"We had been working to get there for three years. We were excited, ready to give it our all," said Coleen Gleason, a mother of seven who learned of Mammoth after she heard Skousen speak at a California conference in 1987. She later organized a California chapter of Youth for America, the group that inspired teens to study the Constitution.
After leaving the Fullerton area, she and her husband, Phillip, worked in Cedar City as the national directors of the organization. They expected deeds in return for their $20,000 investment to Doughty and for their eight months of work.
Myrna Johnson and her husband, Lyle, of Mesa, Ariz., were as hopeful as the Gleasons, giving Doughty $19,000 for a place on the land list.
"We are not rich, by any means. My husband is an air-conditioning contractor, and we have nine children. We thought it would be a good investment for our family," Myrna Johnson said.
Sheldon Dickensen, another California victim, had enough faith in Mammoth to borrow $40,000 from a bank to cover three lots and a donation to the Skousen Center. "I never did see any deeds. . . . I've simply been making payments on that loan for a number of years now."
The list of those who gave money for promises of land but never received deeds also includes families in California, Oregon, Arizona and Utah. Several contacted by the Deseret News contributed at least $8,000 apiece and planned sometime in the future to move to the area.
"I've spent many sleepless nights asking myself why I believed him," said Coleen Gleason. "I decided that it wasn't just him. For those of us turned onto the Constitution, it was about what the Founding Fathers were truly trying to do. . . . It was so exciting to learn and claim my heritage - a spiritual experience. Bill found he could take this spirit, this religious experience, and use it to his advantage."
Others weren't as taken with Doughty and his message.
In need of yet more cash, Doughty withdrew $170,000 from his own family trust in late 1989, according to Kenneth J. Sheppard, a Salt Lake lawyer representing the trust.
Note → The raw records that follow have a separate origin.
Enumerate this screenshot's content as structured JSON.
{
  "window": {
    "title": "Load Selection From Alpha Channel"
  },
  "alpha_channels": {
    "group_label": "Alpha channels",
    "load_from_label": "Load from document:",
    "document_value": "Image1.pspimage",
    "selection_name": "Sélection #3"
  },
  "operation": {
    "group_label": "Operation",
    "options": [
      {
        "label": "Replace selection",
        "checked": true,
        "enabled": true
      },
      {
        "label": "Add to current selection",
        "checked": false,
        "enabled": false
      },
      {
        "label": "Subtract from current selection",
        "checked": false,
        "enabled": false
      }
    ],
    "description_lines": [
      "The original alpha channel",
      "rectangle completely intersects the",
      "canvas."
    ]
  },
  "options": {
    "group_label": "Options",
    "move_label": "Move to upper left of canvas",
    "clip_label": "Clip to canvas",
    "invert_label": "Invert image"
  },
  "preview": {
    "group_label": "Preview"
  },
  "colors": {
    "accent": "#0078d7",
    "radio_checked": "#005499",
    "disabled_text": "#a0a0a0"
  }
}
He said Doughty had no legal right to the money, which was banked for his children and his brother's children by their grandmother, Lillis J. Foote. As other bills mounted, Doughty used the money to pay off the 1988 loan that bought the 400 acres in Mammoth.
Angry at the action, Doughty's family lowered the boom, filing a lawsuit against him in Los Angeles Superior Court. The judge ruled against Doughty in November 1992, appointing his sister-in-law as full trustee, dividing the trust equally among Doughty's and his brother's children and ordering him to repay the money.
"Doughty couldn't satisfy the judgment, so he gave his sister-in-law a trust deed to the Mammoth property for $175,000," Sheppard said.
Doughty was to repay the money in five months or risk a public auction of the land.
The family trust wants the money back and plans to auction the 400 acres and accompanying water rights at Mammoth on Aug. 1.
His failure to repay that loan probably closed the door on his dreams for a Utah-based, national bastion of constitutional values. And it might leave his 72 investors with no way of reclaiming their losses.
Tomorrow: Where are the civil authorities?